Hobbes suggests three causes of the nature of man. First, competition; Second, Diffidence; third, glory. Human exercise violence first to gain their desire, and secondly to defend their gains, and lastly for one’s own reputation. On the ground that we are all in a state of war, Hobbes states, “In such conditions, there is no place for industry, because the fruit thereof is uncertain…no knowledge of the face of the earth, no account of time, no arts, no letters, NO SOCIETY, and which is worst of all, continual fear and danger of violent death…” (Leviathan, XIII). Therefore, the idea of justice or injustice cannot have a place in our society where there is no power.
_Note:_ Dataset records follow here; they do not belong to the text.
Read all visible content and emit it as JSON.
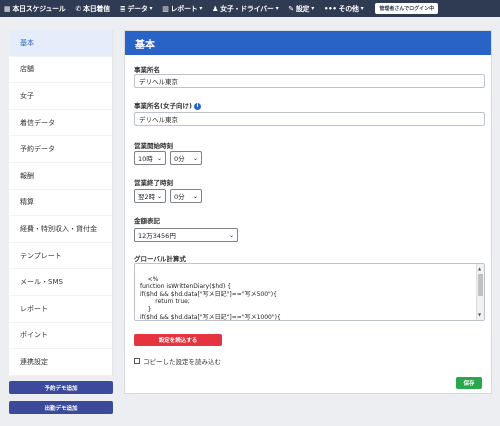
{
  "nav": {
    "today_schedule": "本日スケジュール",
    "today_calls": "本日着信",
    "data": "データ",
    "report": "レポート",
    "girls_drivers": "女子・ドライバー",
    "settings": "設定",
    "more": "その他",
    "login_status": "管理者さんでログイン中"
  },
  "sidebar": {
    "items": [
      "基本",
      "店舗",
      "女子",
      "着信データ",
      "予約データ",
      "報酬",
      "精算",
      "経費・特別収入・貸付金",
      "テンプレート",
      "メール・SMS",
      "レポート",
      "ポイント",
      "連携設定"
    ],
    "add_reservation_demo": "予約デモ追加",
    "add_attendance_demo": "出勤デモ追加"
  },
  "main": {
    "title": "基本",
    "business_name_label": "事業所名",
    "business_name_value": "デリヘル東京",
    "business_name_girls_label": "事業所名(女子向け)",
    "business_name_girls_value": "デリヘル東京",
    "open_time_label": "営業開始時刻",
    "open_hour": "10時",
    "open_minute": "0分",
    "close_time_label": "営業終了時刻",
    "close_hour": "翌2時",
    "close_minute": "0分",
    "amount_format_label": "金額表記",
    "amount_format_value": "12万3456円",
    "global_calc_label": "グローバル計算式",
    "global_calc_code": "<%\nfunction isWrittenDiary($hd) {\nif($hd && $hd.data[\"写メ日記\"]==\"写メ500\"){\n        return true;\n    }\nif($hd && $hd.data[\"写メ日記\"]==\"写メ1000\"){",
    "load_settings_button": "設定を読込する",
    "load_copied_checkbox": "コピーした設定を読み込む",
    "save_button": "保存"
  },
  "colors": {
    "nav_bg": "#2f3b52",
    "accent": "#2a63c6",
    "danger": "#e5333f",
    "success": "#2aa64b",
    "sidebar_button": "#3b4a9a"
  }
}
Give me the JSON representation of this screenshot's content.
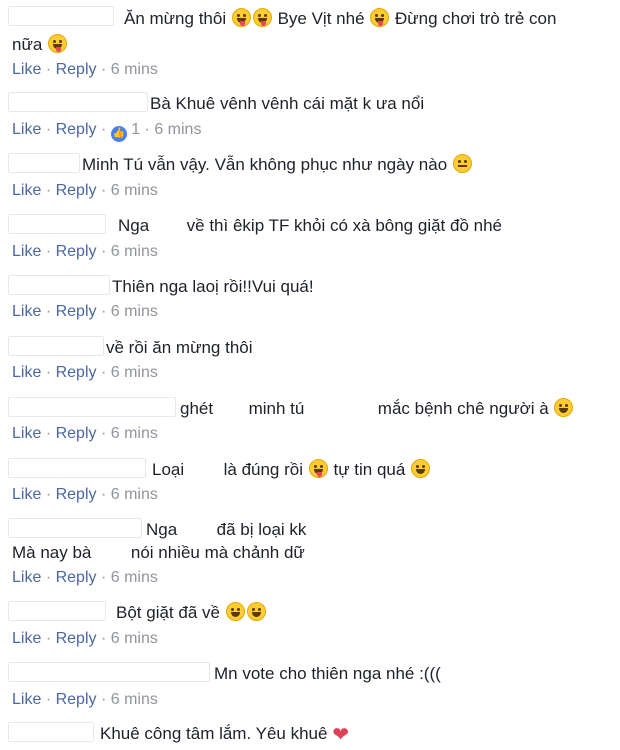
{
  "actions": {
    "like": "Like",
    "reply": "Reply",
    "separator": "·",
    "time": "6 mins",
    "like_count": "1"
  },
  "comments": [
    {
      "line1": [
        "Ăn mừng thôi",
        "Bye Vịt nhé",
        "Đừng chơi trò trẻ con"
      ],
      "line2": "nữa"
    },
    {
      "line1": "Bà Khuê vênh vênh cái mặt k ưa nổi"
    },
    {
      "line1": "Minh Tú vẫn vậy. Vẫn không phục như ngày nào"
    },
    {
      "line1": [
        "Nga",
        "về thì êkip TF khỏi có xà bông giặt đồ nhé"
      ]
    },
    {
      "line1": "Thiên nga laoị rồi!!Vui quá!"
    },
    {
      "line1": "về rồi ăn mừng thôi"
    },
    {
      "line1": [
        "ghét",
        "minh tú",
        "mắc bệnh chê người à"
      ]
    },
    {
      "line1": [
        "Loại",
        "là đúng rồi",
        "tự tin quá"
      ]
    },
    {
      "line1": [
        "Nga",
        "đã bị loại kk"
      ],
      "line2": [
        "Mà nay bà",
        "nói nhiều mà chảnh dữ"
      ]
    },
    {
      "line1": "Bột giặt đã về"
    },
    {
      "line1": "Mn vote cho thiên nga nhé :((("
    },
    {
      "line1": "Khuê công tâm lắm. Yêu khuê"
    }
  ],
  "icons": {
    "emoji": "emoji-face-icon",
    "heart": "heart-icon",
    "like_badge": "like-thumb-icon"
  }
}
John Locke (1689) and Thomas Hobbes (2010) share a common underlying concern: establishing a social contract between the government and the governed. To be legitimate, government must rest in the final analysis on the “consent” of the governed, they maintain. They also share a common view of humanity as prone to selfishness (Morgan, 2011 p. 575-800). Given the modern era, Hobbes views of the state of nature and government seem antiquated; no longer do the masses wish to be subservient to anyone man without question. Lockean principals are now the base for today’s modern, just, prosperous and free states.
Thomas Hobbes' View on Government Thomas Hobbes in his controversial work, the Leviathan, declares that such a government based on the rule of the common people, would result in anarchy and total pandemonium. But before one can understand Hobbes' view on government, it is important to understand how Hobbes feels about people. Hobbes has a very materialistic view on the world because of his belief that the movements of physical objects will turn out to be adequate to explain everything in the universe (Kemerling).
Through assessing both monarchy and democracy from both perspectives of Thomas Hobbes and John Locke, one can see that democracy creates the most beneficial outcome. Hobbes had a pessimistic view of people. He believed humans were selfish, doing anything to further their own position in life. Hobbes believed in an absolute monarchy, a government that gave all the power to a king or queen. Even though he distrusted democracy, he believed that a diverse group of representatives present the problems of the common people would prevent a king from being unfair and cruel. Today, many people associate the ideals Locke adopts with democracy. Although, in Locke’s book, Second Treatise of Government, he did not solely focus on democracy. He listed many types of government, not favoring any. He believed that as long as they adhere to his rules, they remain valid.